“We’re still gutted about the West Asia Premiership and Cup but fair play to Dragons and Bahrain, they deserved that and you can’t take that away from them.
“But to finish top of the log in the UAE and pick up the final is testament to the boys and their doggedness all season. I am so pleased for the boys, the coaches and especially Durandt for steering the ship all season.
“There were some boys injured today such as Danny Waddy and Kookies (Lehan Koekemoer) and they have to be congratulated too as they were huge this season and a huge part of what we achieved, so it was great we could win it for them. A real team effort.
“And a nice way for me, Liam (Andrews) and Kris Hughes to sign off from Exiles rugby.
“Four finals, two trophies, not a bad season for a team that were last year called “also rans”. You have to applaud the squad, the management and the back room staff including our awesome physio Chris Page for that.”
It was agony for Wanderers – champions of the Conference two seasons ago – who had missed a penalty just a few minutes earlier that would have seen them win a second title in three years.
As it was, Shane Thornton’s Tigers went up the other end of the pitch, with a deep kick from defence deceiving Sharjah’s full-back and gifting Tigers an attacking platform. They took full advantage to storm over the whitewash soon after to send the team and fans into rapture.
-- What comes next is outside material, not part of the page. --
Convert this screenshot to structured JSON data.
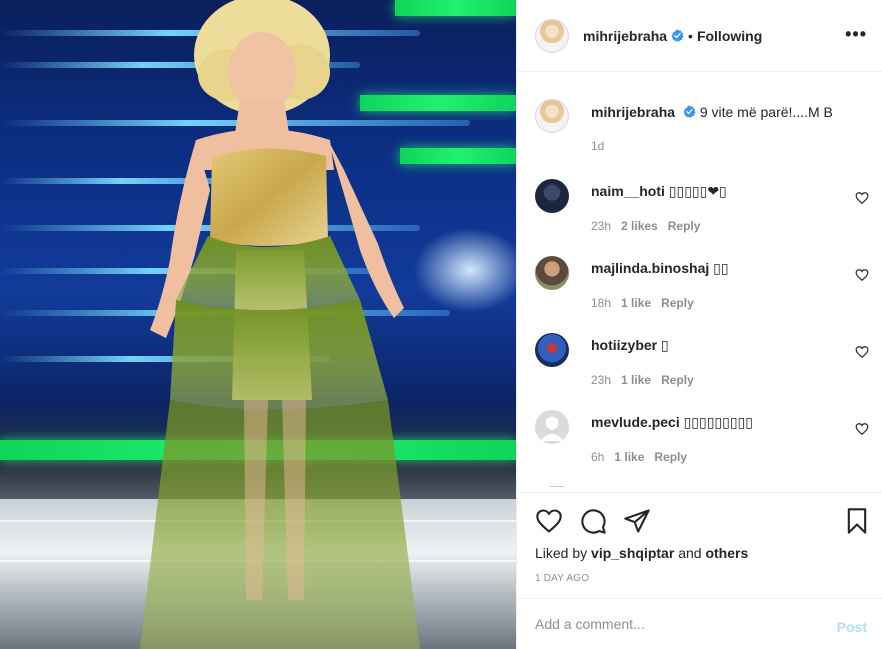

“It was brutal,” said Sharjah chairman Shane Breen.
“Missing a kick to win it and then losing is tough but fair play to Tigers, they were great.”
It was a fitting finale for one of the UAE’s youngest clubs, who were only established in 2014, while playing against one of the country’s oldest teams in Sharjah – set up in 1977.
It had been a pulsating final against two teams who could not be separated all season. Both teams had finished the campaign on 41 points, and the final proved to be a mirror image.
Tigers led 20-13 late on but a try in the final minutes from Sharjah brought them back within two points, with the conversion coolly slotted to send the game to extra time.
From there it was not to be though for Wanderers – who won their title against Jebel Ali Dragons in similarly nervy fashion in 2015/16 – scoring a last gasp try to win 27-26.
Last year’s final was also a nail-biter as Abu Dhabi Harlequins 2nds beat Al Ain Amblers with a golden score in extra time.
In the Conference Bottom 4 final, meanwhile, between last season’s Top 6 finalists, Amblers gained a little slice of revenge as they beat Quins 24-16.
Elsewhere on Friday, Mike Ballard praised his battling Abu Dhabi Harlequins 3rds side as they exorcised the demons of a year ago to beat Jebel Ali Dragons 3rds and lift the UAE Community League title.
Victory was down to the flair of a pair of Quins’ Frenchmen as Gwennael Pettilat bagged a late winning try, while Alexandre De Sambucy also crossed the whitewash.
De Sambucy touched down in the first half, with Joao Guerrierio converting. He then added a penalty before Pettilat scored in the 70th minute, either side of Charles Abban and Ian Overton scoring to level the game for Dragons.
Ballard said: “The boys battled. It really epitomised club rugby, having teenagers playing alongside vets and everyone in between.
“I don’t think a training session went by without somebody mentioning the Dragons. They are a strong club, and we knew that the title was going to go through Jebel Ali.
“The boys are going to be talking about this one for a long time. The Dragons put out a strong side and it was a very physical game, but our boys didn’t give an inch.
“Above all, it was a great day for the club. A lot of our guys coach in the junior section, so they were here at 08:00 winning championships with the Under-9s and Under-11s, and then they came out and got one for themselves.”